> _What needs to be done_: Line by line, print the records exactly as they are, dropping the pictures.

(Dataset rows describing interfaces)
□ □ □ □ □

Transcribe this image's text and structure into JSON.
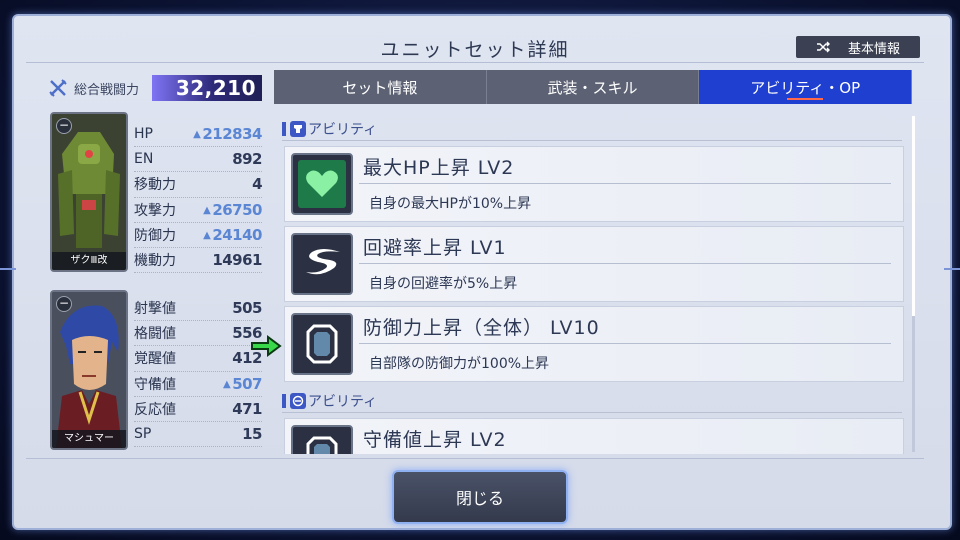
{
  "header": {
    "title": "ユニットセット詳細",
    "kihon_label": "基本情報"
  },
  "combat_power": {
    "label": "総合戦闘力",
    "value": "32,210"
  },
  "unit": {
    "name": "ザクⅢ改",
    "stats": [
      {
        "label": "HP",
        "value": "212834",
        "boost": true
      },
      {
        "label": "EN",
        "value": "892",
        "boost": false
      },
      {
        "label": "移動力",
        "value": "4",
        "boost": false
      },
      {
        "label": "攻撃力",
        "value": "26750",
        "boost": true
      },
      {
        "label": "防御力",
        "value": "24140",
        "boost": true
      },
      {
        "label": "機動力",
        "value": "14961",
        "boost": false
      }
    ]
  },
  "pilot": {
    "name": "マシュマー",
    "stats": [
      {
        "label": "射撃値",
        "value": "505",
        "boost": false
      },
      {
        "label": "格闘値",
        "value": "556",
        "boost": false
      },
      {
        "label": "覚醒値",
        "value": "412",
        "boost": false
      },
      {
        "label": "守備値",
        "value": "507",
        "boost": true
      },
      {
        "label": "反応値",
        "value": "471",
        "boost": false
      },
      {
        "label": "SP",
        "value": "15",
        "boost": false
      }
    ]
  },
  "tabs": [
    {
      "label": "セット情報",
      "active": false
    },
    {
      "label": "武装・スキル",
      "active": false
    },
    {
      "label": "アビリティ・OP",
      "active": true
    }
  ],
  "sections": [
    {
      "label": "アビリティ",
      "icon": "unit-icon"
    },
    {
      "label": "アビリティ",
      "icon": "pilot-icon"
    }
  ],
  "abilities": [
    {
      "title": "最大HP上昇 LV2",
      "desc": "自身の最大HPが10%上昇",
      "icon": "heart-icon"
    },
    {
      "title": "回避率上昇 LV1",
      "desc": "自身の回避率が5%上昇",
      "icon": "swoosh-icon"
    },
    {
      "title": "防御力上昇（全体） LV10",
      "desc": "自部隊の防御力が100%上昇",
      "icon": "shield-icon"
    },
    {
      "title": "守備値上昇 LV2",
      "desc": "",
      "icon": "shield-icon"
    }
  ],
  "footer": {
    "close_label": "閉じる"
  },
  "colors": {
    "accent": "#1f3fd0",
    "boost": "#5b86d4",
    "cp_bar": "#7f74f4",
    "heart": "#6fe08a"
  }
}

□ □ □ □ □

> _Exercise answer_:
Transcribe this image's text and structure into JSON.
{
  "header": {
    "title": "ユニットセット詳細",
    "kihon_label": "基本情報"
  },
  "combat_power": {
    "label": "総合戦闘力",
    "value": "32,210"
  },
  "unit": {
    "name": "ザクⅢ改",
    "stats": [
      {
        "label": "HP",
        "value": "212834",
        "boost": true
      },
      {
        "label": "EN",
        "value": "892",
        "boost": false
      },
      {
        "label": "移動力",
        "value": "4",
        "boost": false
      },
      {
        "label": "攻撃力",
        "value": "26750",
        "boost": true
      },
      {
        "label": "防御力",
        "value": "24140",
        "boost": true
      },
      {
        "label": "機動力",
        "value": "14961",
        "boost": false
      }
    ]
  },
  "pilot": {
    "name": "マシュマー",
    "stats": [
      {
        "label": "射撃値",
        "value": "505",
        "boost": false
      },
      {
        "label": "格闘値",
        "value": "556",
        "boost": false
      },
      {
        "label": "覚醒値",
        "value": "412",
        "boost": false
      },
      {
        "label": "守備値",
        "value": "507",
        "boost": true
      },
      {
        "label": "反応値",
        "value": "471",
        "boost": false
      },
      {
        "label": "SP",
        "value": "15",
        "boost": false
      }
    ]
  },
  "tabs": [
    {
      "label": "セット情報",
      "active": false
    },
    {
      "label": "武装・スキル",
      "active": false
    },
    {
      "label": "アビリティ・OP",
      "active": true
    }
  ],
  "sections": [
    {
      "label": "アビリティ",
      "icon": "unit-icon"
    },
    {
      "label": "アビリティ",
      "icon": "pilot-icon"
    }
  ],
  "abilities": [
    {
      "title": "最大HP上昇 LV2",
      "desc": "自身の最大HPが10%上昇",
      "icon": "heart-icon"
    },
    {
      "title": "回避率上昇 LV1",
      "desc": "自身の回避率が5%上昇",
      "icon": "swoosh-icon"
    },
    {
      "title": "防御力上昇（全体） LV10",
      "desc": "自部隊の防御力が100%上昇",
      "icon": "shield-icon"
    },
    {
      "title": "守備値上昇 LV2",
      "desc": "",
      "icon": "shield-icon"
    }
  ],
  "footer": {
    "close_label": "閉じる"
  },
  "colors": {
    "accent": "#1f3fd0",
    "boost": "#5b86d4",
    "cp_bar": "#7f74f4",
    "heart": "#6fe08a"
  }
}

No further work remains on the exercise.